housing market

Looking to Buy A House During the Pandemic? Wait In Line

Historically low-interest rates and low inventory are making it competitive for those looking to move

NBCUniversal, Inc.

Back in April, NBC 7 reported the coronavirus had hit the local housing market. Listings plummeted and homes on the market were taking longer to sell.

Fast forward to today, realtors say inventory is still low, but homes on the market are selling extremely fast.

According to CoreLogic data, last month's home prices in San Diego County blew past previous records to hit an all-time high of $634,000, which is a 9% price increase over the year before.

Allan Uy, a local realtor, is seeing it firsthand.

“Within a day, I will get a bunch of calls. Within two or three days you’ll get people who are putting in offers,” he said.

Despite high unemployment and a global pandemic, Uy says home prices continue to climb due to historically low-interest rates and low inventory.

Earlier this month, mortgage rates dropped below 3% for a 30-year-fixed rate mortgage, the first time in nearly 50 years.

“Last year, you were seeing that balance where you had that 30 days on the markets, which is more typical," Uy said. "Now, you are seeing multiple offers where its taking 3 or 4 days.”

There are other reasons for the scarcity of homes on the market. Some people think selling now could expose them to COVID-19 by letting people into their homes. Plus, buyers are seeing increased value in homeownership as they are stuck working and taking classes from home.

“You have those that are sitting in their homes and saying this is a little more cramped for me. I have to stay here for I don’t know how long of a time. We need more space to work, more space to move around,” Uy said.

Across the six-county Southern California region, The biggest gain was in San Bernardino County.

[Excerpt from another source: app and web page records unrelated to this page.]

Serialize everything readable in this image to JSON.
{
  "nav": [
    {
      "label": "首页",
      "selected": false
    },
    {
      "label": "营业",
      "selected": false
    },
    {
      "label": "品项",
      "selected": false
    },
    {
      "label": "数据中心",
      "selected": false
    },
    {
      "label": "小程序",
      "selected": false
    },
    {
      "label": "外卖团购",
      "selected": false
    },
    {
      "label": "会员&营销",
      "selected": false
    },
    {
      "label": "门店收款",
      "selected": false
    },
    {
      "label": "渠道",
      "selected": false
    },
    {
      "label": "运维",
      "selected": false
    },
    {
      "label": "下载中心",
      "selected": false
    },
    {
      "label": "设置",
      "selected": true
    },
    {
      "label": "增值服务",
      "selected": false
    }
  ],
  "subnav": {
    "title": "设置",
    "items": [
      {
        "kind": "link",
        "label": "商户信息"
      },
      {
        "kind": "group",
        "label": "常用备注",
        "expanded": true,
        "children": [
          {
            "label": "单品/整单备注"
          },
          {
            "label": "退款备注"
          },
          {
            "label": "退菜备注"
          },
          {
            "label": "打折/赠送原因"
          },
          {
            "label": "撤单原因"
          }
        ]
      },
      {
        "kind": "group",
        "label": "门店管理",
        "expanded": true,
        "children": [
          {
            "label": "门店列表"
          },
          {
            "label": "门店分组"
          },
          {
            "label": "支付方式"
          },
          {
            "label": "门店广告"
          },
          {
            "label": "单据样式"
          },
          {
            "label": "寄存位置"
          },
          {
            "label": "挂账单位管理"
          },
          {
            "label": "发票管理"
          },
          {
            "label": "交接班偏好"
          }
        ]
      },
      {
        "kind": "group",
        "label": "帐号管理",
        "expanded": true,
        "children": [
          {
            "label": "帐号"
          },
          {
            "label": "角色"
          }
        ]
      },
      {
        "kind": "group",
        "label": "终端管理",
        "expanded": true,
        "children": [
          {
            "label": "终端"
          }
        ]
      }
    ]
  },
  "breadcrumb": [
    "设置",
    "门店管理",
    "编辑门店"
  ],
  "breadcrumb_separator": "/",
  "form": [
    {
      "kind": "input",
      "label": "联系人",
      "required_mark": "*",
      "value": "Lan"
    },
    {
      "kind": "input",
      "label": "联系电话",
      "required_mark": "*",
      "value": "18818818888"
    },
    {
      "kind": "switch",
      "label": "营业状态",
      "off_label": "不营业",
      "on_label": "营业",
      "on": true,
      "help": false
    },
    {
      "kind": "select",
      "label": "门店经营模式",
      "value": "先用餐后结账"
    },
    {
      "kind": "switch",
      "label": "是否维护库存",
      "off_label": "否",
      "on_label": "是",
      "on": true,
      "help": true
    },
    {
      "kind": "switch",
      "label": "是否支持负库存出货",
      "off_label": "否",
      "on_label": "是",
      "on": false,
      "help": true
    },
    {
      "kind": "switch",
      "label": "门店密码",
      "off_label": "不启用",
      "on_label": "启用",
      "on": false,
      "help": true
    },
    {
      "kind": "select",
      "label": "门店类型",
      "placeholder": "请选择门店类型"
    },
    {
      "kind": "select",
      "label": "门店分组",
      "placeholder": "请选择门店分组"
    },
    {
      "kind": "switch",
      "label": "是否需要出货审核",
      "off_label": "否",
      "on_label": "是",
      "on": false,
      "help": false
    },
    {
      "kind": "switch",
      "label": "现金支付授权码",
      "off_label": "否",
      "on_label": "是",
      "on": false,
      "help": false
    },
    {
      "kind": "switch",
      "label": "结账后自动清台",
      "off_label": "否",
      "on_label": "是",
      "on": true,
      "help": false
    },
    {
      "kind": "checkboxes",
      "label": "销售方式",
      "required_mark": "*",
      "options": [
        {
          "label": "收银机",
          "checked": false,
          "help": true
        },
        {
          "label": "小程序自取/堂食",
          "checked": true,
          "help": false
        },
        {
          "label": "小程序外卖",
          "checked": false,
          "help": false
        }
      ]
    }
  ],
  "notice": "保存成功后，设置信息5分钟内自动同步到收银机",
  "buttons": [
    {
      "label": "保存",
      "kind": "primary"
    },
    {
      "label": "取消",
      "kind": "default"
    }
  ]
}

But this real estate trend is being seen nationwide.

The Commerce Department recently reported that construction of new U-S. homes surged nearly 23% in July as homebuilders bounced back after a coronavirus lull.

Contact Us